# Exercise prompt
Wherever the word "close" appears in the entries, copy the whole line.

# Page and application data records
Start of Block
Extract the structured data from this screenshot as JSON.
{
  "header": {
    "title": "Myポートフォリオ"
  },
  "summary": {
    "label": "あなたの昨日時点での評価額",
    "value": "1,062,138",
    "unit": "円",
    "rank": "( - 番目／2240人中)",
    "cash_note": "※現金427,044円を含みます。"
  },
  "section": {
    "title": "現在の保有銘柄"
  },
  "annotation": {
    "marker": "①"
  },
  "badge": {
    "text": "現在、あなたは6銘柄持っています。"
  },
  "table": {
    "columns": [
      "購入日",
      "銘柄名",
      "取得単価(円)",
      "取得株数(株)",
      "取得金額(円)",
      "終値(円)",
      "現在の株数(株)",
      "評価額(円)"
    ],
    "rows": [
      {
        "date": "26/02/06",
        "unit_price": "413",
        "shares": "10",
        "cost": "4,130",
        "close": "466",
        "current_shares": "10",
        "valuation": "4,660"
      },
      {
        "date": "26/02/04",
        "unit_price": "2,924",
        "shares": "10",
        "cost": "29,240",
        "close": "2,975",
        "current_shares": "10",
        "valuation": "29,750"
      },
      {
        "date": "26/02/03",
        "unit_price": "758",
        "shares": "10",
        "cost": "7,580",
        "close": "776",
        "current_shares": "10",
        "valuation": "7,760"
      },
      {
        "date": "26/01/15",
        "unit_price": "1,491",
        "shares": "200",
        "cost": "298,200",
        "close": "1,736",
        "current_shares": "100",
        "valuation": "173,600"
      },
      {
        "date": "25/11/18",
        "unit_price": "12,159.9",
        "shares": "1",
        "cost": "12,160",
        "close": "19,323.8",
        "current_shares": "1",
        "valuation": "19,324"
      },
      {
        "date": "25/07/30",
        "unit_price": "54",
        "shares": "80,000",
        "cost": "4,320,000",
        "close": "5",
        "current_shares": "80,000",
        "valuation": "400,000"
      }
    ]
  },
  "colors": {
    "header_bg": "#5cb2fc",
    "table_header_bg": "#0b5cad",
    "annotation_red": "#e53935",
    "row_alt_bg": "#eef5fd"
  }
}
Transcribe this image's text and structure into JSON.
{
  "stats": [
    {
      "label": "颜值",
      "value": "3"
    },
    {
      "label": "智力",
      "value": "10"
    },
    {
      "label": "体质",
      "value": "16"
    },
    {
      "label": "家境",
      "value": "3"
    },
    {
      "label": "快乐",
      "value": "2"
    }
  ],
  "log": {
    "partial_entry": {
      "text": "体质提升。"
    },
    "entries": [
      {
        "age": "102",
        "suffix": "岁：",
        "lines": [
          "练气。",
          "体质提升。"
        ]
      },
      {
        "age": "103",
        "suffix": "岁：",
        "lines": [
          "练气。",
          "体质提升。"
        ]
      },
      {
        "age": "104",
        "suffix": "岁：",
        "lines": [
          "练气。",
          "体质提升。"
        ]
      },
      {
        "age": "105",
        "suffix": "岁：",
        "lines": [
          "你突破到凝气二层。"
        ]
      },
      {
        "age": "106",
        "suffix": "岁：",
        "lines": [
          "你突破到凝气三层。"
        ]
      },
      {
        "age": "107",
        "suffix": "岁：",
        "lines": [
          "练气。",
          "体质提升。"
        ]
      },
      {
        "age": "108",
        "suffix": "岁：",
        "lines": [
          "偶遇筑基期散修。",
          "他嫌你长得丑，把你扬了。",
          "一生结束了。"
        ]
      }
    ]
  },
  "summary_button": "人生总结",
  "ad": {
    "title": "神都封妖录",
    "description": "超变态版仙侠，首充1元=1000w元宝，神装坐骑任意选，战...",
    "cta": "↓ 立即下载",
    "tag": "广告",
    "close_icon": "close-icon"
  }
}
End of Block
# Answer space
        "close": "466",
        "close": "2,975",
        "close": "776",
        "close": "1,736",
        "close": "19,323.8",
        "close": "5",
    "close_icon": "close-icon"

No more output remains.